Reply with every entry, repeated exactly as given.
━━━━━━━━━━
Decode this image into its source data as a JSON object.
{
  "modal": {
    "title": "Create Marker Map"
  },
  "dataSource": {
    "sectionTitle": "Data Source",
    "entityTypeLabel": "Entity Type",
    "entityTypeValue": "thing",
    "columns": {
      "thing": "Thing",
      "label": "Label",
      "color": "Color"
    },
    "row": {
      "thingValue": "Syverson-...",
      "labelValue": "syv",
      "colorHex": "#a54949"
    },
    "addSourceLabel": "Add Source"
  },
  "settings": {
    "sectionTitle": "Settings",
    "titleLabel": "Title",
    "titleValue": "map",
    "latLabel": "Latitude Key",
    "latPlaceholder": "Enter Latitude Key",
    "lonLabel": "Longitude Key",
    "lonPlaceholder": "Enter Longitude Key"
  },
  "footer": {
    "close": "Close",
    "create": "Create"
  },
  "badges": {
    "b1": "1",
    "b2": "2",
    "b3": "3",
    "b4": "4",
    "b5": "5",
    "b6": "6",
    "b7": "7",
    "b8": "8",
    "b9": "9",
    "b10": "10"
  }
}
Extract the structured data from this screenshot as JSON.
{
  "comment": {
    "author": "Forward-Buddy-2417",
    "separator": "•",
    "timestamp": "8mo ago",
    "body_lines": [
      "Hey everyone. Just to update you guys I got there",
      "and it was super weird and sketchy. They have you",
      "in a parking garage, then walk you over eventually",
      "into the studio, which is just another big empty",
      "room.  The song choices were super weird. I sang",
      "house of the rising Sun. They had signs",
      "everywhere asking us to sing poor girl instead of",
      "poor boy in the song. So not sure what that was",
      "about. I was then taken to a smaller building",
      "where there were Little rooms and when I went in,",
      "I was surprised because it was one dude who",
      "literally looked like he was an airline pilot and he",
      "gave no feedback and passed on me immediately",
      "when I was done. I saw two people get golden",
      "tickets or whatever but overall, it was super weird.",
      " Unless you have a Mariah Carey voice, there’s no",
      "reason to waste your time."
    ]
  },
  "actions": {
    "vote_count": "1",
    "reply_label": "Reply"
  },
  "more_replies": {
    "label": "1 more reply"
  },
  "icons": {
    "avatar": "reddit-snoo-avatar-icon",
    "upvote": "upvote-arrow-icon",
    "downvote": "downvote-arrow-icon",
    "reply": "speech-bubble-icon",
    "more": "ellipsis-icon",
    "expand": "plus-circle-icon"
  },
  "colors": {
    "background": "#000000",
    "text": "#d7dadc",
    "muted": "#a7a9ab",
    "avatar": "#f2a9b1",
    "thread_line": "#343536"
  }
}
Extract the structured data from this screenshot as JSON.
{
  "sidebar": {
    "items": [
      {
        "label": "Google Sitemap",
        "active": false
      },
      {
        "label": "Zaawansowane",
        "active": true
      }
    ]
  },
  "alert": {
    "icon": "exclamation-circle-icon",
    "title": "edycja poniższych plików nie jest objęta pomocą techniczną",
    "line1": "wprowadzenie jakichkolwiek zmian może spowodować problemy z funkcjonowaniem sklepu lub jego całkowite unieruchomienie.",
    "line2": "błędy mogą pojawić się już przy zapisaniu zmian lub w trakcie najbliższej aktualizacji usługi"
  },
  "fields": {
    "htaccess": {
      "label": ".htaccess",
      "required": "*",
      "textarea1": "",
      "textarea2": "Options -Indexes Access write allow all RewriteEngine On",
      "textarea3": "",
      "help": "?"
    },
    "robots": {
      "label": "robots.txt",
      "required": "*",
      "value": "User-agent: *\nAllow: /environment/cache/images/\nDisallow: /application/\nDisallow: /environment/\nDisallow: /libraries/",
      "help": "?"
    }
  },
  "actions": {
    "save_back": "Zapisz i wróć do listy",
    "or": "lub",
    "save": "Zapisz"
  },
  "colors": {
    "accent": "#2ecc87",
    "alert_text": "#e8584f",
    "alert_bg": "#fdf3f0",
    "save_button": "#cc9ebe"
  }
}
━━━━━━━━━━
## Reply
Decode this image into its source data as a JSON object.
{
  "modal": {
    "title": "Create Marker Map"
  },
  "dataSource": {
    "sectionTitle": "Data Source",
    "entityTypeLabel": "Entity Type",
    "entityTypeValue": "thing",
    "columns": {
      "thing": "Thing",
      "label": "Label",
      "color": "Color"
    },
    "row": {
      "thingValue": "Syverson-...",
      "labelValue": "syv",
      "colorHex": "#a54949"
    },
    "addSourceLabel": "Add Source"
  },
  "settings": {
    "sectionTitle": "Settings",
    "titleLabel": "Title",
    "titleValue": "map",
    "latLabel": "Latitude Key",
    "latPlaceholder": "Enter Latitude Key",
    "lonLabel": "Longitude Key",
    "lonPlaceholder": "Enter Longitude Key"
  },
  "footer": {
    "close": "Close",
    "create": "Create"
  },
  "badges": {
    "b1": "1",
    "b2": "2",
    "b3": "3",
    "b4": "4",
    "b5": "5",
    "b6": "6",
    "b7": "7",
    "b8": "8",
    "b9": "9",
    "b10": "10"
  }
}
Extract the structured data from this screenshot as JSON.
{
  "comment": {
    "author": "Forward-Buddy-2417",
    "separator": "•",
    "timestamp": "8mo ago",
    "body_lines": [
      "Hey everyone. Just to update you guys I got there",
      "and it was super weird and sketchy. They have you",
      "in a parking garage, then walk you over eventually",
      "into the studio, which is just another big empty",
      "room.  The song choices were super weird. I sang",
      "house of the rising Sun. They had signs",
      "everywhere asking us to sing poor girl instead of",
      "poor boy in the song. So not sure what that was",
      "about. I was then taken to a smaller building",
      "where there were Little rooms and when I went in,",
      "I was surprised because it was one dude who",
      "literally looked like he was an airline pilot and he",
      "gave no feedback and passed on me immediately",
      "when I was done. I saw two people get golden",
      "tickets or whatever but overall, it was super weird.",
      " Unless you have a Mariah Carey voice, there’s no",
      "reason to waste your time."
    ]
  },
  "actions": {
    "vote_count": "1",
    "reply_label": "Reply"
  },
  "more_replies": {
    "label": "1 more reply"
  },
  "icons": {
    "avatar": "reddit-snoo-avatar-icon",
    "upvote": "upvote-arrow-icon",
    "downvote": "downvote-arrow-icon",
    "reply": "speech-bubble-icon",
    "more": "ellipsis-icon",
    "expand": "plus-circle-icon"
  },
  "colors": {
    "background": "#000000",
    "text": "#d7dadc",
    "muted": "#a7a9ab",
    "avatar": "#f2a9b1",
    "thread_line": "#343536"
  }
}
Extract the structured data from this screenshot as JSON.
{
  "sidebar": {
    "items": [
      {
        "label": "Google Sitemap",
        "active": false
      },
      {
        "label": "Zaawansowane",
        "active": true
      }
    ]
  },
  "alert": {
    "icon": "exclamation-circle-icon",
    "title": "edycja poniższych plików nie jest objęta pomocą techniczną",
    "line1": "wprowadzenie jakichkolwiek zmian może spowodować problemy z funkcjonowaniem sklepu lub jego całkowite unieruchomienie.",
    "line2": "błędy mogą pojawić się już przy zapisaniu zmian lub w trakcie najbliższej aktualizacji usługi"
  },
  "fields": {
    "htaccess": {
      "label": ".htaccess",
      "required": "*",
      "textarea1": "",
      "textarea2": "Options -Indexes Access write allow all RewriteEngine On",
      "textarea3": "",
      "help": "?"
    },
    "robots": {
      "label": "robots.txt",
      "required": "*",
      "value": "User-agent: *\nAllow: /environment/cache/images/\nDisallow: /application/\nDisallow: /environment/\nDisallow: /libraries/",
      "help": "?"
    }
  },
  "actions": {
    "save_back": "Zapisz i wróć do listy",
    "or": "lub",
    "save": "Zapisz"
  },
  "colors": {
    "accent": "#2ecc87",
    "alert_text": "#e8584f",
    "alert_bg": "#fdf3f0",
    "save_button": "#cc9ebe"
  }
}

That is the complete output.